(Provided records begins)

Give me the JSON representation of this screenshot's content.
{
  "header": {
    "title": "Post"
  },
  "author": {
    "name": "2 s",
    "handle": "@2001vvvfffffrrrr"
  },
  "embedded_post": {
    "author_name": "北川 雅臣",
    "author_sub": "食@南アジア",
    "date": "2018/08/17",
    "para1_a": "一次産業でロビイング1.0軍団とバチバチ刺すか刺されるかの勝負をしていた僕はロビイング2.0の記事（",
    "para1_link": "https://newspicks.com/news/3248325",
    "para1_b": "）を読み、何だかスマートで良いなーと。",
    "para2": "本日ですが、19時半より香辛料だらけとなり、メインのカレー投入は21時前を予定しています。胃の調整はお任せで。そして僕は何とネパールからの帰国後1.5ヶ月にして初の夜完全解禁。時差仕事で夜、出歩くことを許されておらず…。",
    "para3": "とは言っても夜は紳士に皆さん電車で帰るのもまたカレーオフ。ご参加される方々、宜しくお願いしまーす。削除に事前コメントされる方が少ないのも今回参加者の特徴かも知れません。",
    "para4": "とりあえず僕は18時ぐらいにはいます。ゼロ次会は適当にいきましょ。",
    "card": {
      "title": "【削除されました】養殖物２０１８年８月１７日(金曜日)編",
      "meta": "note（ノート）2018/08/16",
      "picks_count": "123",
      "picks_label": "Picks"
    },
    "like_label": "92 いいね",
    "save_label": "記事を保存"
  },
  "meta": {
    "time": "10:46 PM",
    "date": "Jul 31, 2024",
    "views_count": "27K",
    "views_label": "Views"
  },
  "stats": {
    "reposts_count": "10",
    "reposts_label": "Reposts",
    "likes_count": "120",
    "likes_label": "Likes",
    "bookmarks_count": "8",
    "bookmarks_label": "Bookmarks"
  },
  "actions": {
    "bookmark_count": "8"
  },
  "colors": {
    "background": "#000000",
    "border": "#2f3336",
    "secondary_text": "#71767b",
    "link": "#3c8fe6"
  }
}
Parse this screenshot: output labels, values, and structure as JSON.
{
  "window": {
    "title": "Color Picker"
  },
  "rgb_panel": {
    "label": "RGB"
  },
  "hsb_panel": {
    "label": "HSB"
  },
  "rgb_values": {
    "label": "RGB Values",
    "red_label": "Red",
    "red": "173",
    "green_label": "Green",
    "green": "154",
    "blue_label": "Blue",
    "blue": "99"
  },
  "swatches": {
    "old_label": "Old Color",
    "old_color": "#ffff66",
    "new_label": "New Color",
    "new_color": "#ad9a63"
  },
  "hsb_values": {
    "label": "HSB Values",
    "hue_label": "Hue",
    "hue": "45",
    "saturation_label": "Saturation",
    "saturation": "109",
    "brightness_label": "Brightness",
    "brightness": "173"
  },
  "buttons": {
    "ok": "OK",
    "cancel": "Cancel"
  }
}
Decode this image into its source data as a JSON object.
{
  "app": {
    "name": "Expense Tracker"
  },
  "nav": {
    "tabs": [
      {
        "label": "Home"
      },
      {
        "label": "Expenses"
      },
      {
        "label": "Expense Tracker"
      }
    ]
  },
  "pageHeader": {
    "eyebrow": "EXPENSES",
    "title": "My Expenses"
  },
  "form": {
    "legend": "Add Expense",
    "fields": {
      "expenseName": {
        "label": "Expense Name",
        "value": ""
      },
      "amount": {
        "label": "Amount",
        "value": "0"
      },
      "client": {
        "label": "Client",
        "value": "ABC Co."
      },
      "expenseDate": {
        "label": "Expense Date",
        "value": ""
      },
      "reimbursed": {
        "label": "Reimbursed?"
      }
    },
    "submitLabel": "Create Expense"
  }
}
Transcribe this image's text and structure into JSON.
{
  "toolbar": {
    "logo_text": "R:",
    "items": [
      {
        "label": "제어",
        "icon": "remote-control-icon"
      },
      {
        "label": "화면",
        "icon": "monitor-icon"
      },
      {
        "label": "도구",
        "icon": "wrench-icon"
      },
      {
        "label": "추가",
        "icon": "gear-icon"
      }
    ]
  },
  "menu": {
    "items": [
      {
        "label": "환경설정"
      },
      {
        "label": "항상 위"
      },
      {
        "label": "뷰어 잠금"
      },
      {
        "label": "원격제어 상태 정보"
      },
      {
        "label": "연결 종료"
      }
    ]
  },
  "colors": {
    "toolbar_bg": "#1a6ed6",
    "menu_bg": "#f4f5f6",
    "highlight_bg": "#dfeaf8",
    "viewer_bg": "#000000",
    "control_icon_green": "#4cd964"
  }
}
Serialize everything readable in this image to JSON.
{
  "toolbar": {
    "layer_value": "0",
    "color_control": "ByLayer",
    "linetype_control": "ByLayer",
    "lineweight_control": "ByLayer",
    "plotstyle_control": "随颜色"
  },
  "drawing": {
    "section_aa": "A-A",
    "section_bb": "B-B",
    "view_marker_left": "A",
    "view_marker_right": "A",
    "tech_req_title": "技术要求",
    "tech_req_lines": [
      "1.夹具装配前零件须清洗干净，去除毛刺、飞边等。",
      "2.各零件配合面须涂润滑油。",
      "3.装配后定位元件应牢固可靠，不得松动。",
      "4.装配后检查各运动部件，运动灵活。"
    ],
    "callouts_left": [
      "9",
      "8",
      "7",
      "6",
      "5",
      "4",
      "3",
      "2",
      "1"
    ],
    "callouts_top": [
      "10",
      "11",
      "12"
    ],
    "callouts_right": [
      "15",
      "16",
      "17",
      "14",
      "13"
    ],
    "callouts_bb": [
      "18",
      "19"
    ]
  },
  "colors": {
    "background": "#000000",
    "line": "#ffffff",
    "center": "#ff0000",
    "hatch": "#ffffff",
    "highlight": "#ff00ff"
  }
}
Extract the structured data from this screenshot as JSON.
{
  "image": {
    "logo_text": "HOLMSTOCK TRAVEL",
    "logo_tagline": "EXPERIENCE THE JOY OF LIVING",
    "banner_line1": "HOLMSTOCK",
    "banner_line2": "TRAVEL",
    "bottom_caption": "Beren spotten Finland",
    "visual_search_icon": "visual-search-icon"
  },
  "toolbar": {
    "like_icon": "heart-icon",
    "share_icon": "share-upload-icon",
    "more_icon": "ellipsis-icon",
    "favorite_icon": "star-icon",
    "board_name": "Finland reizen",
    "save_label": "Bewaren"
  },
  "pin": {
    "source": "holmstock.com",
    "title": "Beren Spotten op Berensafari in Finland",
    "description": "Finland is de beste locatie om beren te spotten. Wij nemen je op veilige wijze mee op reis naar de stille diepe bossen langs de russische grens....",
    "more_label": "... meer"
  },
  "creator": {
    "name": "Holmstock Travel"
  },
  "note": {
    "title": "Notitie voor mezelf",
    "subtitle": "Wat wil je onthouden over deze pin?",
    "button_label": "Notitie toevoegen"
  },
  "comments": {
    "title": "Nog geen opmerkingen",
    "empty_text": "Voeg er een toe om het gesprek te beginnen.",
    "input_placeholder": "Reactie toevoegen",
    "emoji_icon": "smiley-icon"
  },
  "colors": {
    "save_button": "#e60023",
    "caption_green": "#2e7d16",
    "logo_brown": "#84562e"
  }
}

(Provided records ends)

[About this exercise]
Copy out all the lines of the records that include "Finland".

[Answer below]
    "bottom_caption": "Beren spotten Finland",
    "board_name": "Finland reizen",
    "title": "Beren Spotten op Berensafari in Finland",
    "description": "Finland is de beste locatie om beren te spotten. Wij nemen je op veilige wijze mee op reis naar de stille diepe bossen langs de russische grens....",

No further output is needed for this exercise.